Exercises for Fiction Writers - Page 2. Ink - Quotes about writing by writers presented by The Fontayne Group. Questionnaires for Writing Character Profiles. Enter your e-mail to get the e-book for FREE.
We'll also keep you informed about interesting website news. "I have searched the web and used different worksheets, but none have come close to your worksheets and descriptions of (what to do and what not to do). Both courses I have taken have with Creative Writing Now have been amazing. Each time I have learned something new. The one thing I love, you take everything apart and give examples. " - Katlen Skye "As usual - I already love the course on Irresistible Fiction, rewriting a lot and improving greatly even after the first lesson. “Essentials of Fiction proved that I could indeed write and I wrote every day, much to my boyfriend's dismay (waa sniff).” - Jill Gardner "I am loving the course and the peer interaction on the blog is fantastic!!!
" "I'm enjoying the weekly email course, Essentials of Poetry Writing. "Thank you for all the material in this course. Daily Writing Tips. Synonyms for words commonly used in students writing. 25 Insights on Becoming a Better Writer. When George Plimpton asked Ernest Hemingway what the best training for an aspiring writer would be in a 1954 interview, Hem replied, “Let’s say that he should go out and hang himself because he finds that writing well is impossibly difficult.
Then he should be cut down without mercy and forced by his own self to write as well as he can for the rest of his life. At least he will have the story of the hanging to commence with.” Today, writing well is more important than ever. Far from being the province of a select few as it was in Hemingway’s day, writing is a daily occupation for all of us — in email, on blogs, and through social media.
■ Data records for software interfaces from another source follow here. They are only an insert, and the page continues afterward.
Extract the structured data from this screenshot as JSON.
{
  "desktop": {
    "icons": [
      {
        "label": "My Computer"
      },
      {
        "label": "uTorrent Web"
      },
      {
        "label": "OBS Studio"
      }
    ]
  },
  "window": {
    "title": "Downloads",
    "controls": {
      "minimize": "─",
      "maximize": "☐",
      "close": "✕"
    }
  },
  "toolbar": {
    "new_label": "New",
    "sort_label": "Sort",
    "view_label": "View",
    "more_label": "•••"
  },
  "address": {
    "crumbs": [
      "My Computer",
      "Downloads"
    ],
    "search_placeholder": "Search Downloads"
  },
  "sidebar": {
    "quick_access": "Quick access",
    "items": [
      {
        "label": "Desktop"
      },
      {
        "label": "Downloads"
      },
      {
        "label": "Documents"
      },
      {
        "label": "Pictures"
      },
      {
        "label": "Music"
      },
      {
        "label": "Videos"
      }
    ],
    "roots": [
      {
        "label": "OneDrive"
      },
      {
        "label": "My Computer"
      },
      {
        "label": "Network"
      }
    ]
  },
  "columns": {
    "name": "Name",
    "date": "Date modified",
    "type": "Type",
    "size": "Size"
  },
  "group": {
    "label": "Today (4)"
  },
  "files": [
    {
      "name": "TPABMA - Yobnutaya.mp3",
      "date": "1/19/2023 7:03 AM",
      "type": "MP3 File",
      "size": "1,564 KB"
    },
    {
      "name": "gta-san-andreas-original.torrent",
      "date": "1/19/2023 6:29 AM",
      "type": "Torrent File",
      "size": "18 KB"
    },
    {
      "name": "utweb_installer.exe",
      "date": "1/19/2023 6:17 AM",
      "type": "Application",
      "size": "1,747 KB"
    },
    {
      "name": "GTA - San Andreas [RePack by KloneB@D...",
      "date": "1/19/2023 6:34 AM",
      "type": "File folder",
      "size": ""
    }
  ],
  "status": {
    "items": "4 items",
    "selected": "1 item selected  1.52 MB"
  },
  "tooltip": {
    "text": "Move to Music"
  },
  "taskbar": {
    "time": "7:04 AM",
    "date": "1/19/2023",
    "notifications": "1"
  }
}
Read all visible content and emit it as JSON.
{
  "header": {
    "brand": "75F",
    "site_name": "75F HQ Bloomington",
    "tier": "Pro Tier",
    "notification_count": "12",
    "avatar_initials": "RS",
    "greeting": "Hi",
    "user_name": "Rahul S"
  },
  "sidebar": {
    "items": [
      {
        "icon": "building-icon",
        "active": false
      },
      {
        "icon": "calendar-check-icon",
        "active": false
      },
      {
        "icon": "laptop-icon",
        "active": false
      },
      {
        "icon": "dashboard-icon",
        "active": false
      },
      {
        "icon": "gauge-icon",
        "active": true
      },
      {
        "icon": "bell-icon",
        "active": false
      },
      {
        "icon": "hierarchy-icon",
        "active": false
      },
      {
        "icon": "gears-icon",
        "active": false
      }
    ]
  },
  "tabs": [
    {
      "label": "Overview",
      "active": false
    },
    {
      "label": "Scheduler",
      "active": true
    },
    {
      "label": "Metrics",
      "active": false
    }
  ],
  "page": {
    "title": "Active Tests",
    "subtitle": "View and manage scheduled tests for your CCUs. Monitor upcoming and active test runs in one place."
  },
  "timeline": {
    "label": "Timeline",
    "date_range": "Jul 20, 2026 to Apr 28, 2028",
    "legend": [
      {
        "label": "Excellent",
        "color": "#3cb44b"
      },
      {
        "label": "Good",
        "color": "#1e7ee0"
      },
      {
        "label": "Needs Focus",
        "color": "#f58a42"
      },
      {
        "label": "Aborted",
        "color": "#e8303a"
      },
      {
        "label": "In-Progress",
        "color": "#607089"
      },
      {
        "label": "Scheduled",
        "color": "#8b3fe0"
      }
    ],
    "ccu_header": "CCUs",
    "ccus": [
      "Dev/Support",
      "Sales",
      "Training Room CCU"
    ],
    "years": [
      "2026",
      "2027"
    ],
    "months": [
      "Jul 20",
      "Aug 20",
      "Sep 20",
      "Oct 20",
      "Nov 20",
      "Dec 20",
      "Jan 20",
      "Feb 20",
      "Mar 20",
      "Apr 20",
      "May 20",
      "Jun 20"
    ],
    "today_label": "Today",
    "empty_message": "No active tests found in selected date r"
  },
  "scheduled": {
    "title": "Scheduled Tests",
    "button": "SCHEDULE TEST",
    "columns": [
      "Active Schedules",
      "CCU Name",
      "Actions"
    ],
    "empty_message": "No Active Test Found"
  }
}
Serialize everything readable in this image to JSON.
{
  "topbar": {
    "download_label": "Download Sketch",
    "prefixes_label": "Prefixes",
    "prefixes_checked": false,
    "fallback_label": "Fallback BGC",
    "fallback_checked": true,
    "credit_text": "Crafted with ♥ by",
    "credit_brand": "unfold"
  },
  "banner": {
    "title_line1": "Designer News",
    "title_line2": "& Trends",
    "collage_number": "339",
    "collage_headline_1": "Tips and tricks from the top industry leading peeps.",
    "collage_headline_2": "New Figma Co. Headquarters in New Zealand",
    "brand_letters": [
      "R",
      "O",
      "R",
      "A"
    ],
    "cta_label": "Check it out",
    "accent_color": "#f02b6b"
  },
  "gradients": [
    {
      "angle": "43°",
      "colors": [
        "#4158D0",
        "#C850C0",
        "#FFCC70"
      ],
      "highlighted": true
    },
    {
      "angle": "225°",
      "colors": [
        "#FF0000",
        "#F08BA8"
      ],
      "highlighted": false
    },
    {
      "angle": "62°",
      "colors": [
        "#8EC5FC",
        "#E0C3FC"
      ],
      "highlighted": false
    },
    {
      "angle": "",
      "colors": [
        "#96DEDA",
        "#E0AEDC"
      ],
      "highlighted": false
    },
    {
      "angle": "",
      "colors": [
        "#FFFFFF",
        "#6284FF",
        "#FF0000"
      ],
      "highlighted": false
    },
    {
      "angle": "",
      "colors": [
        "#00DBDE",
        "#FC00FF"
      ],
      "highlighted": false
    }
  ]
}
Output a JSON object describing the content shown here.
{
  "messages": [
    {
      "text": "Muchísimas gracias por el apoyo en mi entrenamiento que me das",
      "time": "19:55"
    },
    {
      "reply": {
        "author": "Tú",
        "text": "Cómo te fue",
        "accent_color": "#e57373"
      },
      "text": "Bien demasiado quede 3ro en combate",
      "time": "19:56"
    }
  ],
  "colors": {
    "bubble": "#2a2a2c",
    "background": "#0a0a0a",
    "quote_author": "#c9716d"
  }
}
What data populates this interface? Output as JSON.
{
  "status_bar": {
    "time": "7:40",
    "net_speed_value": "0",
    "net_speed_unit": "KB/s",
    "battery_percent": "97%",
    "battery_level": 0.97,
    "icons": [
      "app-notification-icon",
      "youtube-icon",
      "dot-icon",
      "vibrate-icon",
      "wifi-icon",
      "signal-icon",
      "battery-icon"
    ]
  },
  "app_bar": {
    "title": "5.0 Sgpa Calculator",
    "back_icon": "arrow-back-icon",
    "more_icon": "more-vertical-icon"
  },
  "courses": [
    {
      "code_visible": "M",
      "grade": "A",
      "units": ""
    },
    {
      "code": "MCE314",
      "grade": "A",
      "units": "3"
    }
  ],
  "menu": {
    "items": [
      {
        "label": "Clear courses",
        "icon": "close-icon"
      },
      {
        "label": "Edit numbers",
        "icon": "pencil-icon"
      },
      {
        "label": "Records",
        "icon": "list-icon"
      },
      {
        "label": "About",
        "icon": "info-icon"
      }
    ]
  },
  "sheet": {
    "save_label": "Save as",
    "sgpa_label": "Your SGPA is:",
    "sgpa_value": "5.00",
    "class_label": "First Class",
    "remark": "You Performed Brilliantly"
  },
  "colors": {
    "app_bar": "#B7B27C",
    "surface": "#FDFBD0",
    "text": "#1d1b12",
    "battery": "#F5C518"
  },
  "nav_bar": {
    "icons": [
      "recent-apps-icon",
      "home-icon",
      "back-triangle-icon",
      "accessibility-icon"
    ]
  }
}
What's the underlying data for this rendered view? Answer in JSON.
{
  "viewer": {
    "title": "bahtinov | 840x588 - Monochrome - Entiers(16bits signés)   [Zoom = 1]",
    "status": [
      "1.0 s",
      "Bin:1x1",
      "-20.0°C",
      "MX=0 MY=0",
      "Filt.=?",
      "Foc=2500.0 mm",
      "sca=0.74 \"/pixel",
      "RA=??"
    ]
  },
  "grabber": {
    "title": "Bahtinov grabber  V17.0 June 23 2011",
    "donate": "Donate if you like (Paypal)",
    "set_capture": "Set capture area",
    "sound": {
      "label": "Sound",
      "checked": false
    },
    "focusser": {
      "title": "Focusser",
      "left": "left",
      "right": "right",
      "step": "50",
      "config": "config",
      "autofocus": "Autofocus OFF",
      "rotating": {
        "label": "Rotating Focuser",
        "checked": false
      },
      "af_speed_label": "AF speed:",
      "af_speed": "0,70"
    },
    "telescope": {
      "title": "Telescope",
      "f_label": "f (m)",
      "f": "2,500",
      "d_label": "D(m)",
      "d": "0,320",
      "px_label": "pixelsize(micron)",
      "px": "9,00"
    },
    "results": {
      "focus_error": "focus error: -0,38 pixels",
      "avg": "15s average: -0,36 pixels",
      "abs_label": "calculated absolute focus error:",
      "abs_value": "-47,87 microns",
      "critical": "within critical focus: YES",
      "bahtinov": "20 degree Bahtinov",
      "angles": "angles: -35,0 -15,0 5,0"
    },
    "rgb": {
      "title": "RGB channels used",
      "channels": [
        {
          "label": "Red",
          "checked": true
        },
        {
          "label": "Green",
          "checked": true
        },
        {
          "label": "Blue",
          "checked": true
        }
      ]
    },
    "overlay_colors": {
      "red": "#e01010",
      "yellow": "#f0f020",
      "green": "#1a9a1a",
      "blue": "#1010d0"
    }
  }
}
It is also a primary means for documenting, communicating, and refining our ideas.
So what can we do to improve our writing short of hanging ourselves? Synonyms for. How to Write a Novel Using the Snowflake Method. 25 Things You Should Know About Character. Previous iterations of the “25 Things” series: 25 Things Every Writer Should Know 25 Things You Should Know About Storytelling And now… Here you’ll find the many things I believe — at this moment!
— about characters: 1. Without character, you have nothing. 2. A great character can be the line between narrative life and story death. 3. Don’t believe that all those other aspects are separate from the character. 4. The audience will do anything to spend time with a great character. 5. It is critical to know what a character wants from the start. 6. It doesn’t matter if we “like” your character, or in the parlance of junior high whether we even “like-like” your character. 7. It is critical to smack the audience in the crotchal region with an undeniable reason to give a fuck. 8. You must prove this thesis: “This character is worth the audience’s time.” 9. McSweeney&s Internet Tendency: The Ultimate Guide to Writing Better Than You Normally Do.
[Originally published April 10, 2012.]
Writing is a muscle. Smaller than a hamstring and slightly bigger than a bicep, and it needs to be exercised to get stronger. Think of your words as reps, your paragraphs as sets, your pages as daily workouts. BlaBlaMeter - Bullshit detection tool. DarkCopy - Simple, full screen text editing. Plot Scenario Generator. 20 Common Grammar Mistakes That (Almost) Everyone Gets Wrong. I’ve edited a monthly magazine for more than six years, and it’s a job that’s come with more frustration than reward.
If there’s one thing I am grateful for — and it sure isn’t the pay — it’s that my work has allowed endless time to hone my craft to Louis Skolnick levels of grammar geekery. As someone who slings red ink for a living, let me tell you: grammar is an ultra-micro component in the larger picture; it lies somewhere in the final steps of the editing trail; and as such it’s an overrated quasi-irrelevancy in the creative process, perpetuated into importance primarily by bitter nerds who accumulate tweed jackets and crippling inferiority complexes.
Journal ideas. Oneword. Writing from deeper self. By Naomi Rose Reprinted from Massage Magazine, Issue 104, Sept. – Oct. 2003 Most people don’t think of massage and writing as having anything to do with each other.
After all, one is nonverbal, the other verbal. Even the human brain relegates these abilities into different hemispheres, the right and the left. But massage therapists and bodyworkers do need to write sometimes: for professional reasons (brochures, educational literature, newsletters, articles, even a book); for personal expression; or to heal a larger spectrum of people than can fit, one by one, on a massage table. Touching writing touches the reader’s heart and being, as well as the reader’s mind. To write in a touching way, you cannot set about to do it with your intellect. Happily, people who heal through touch are the perfect ones to write "touching writing. "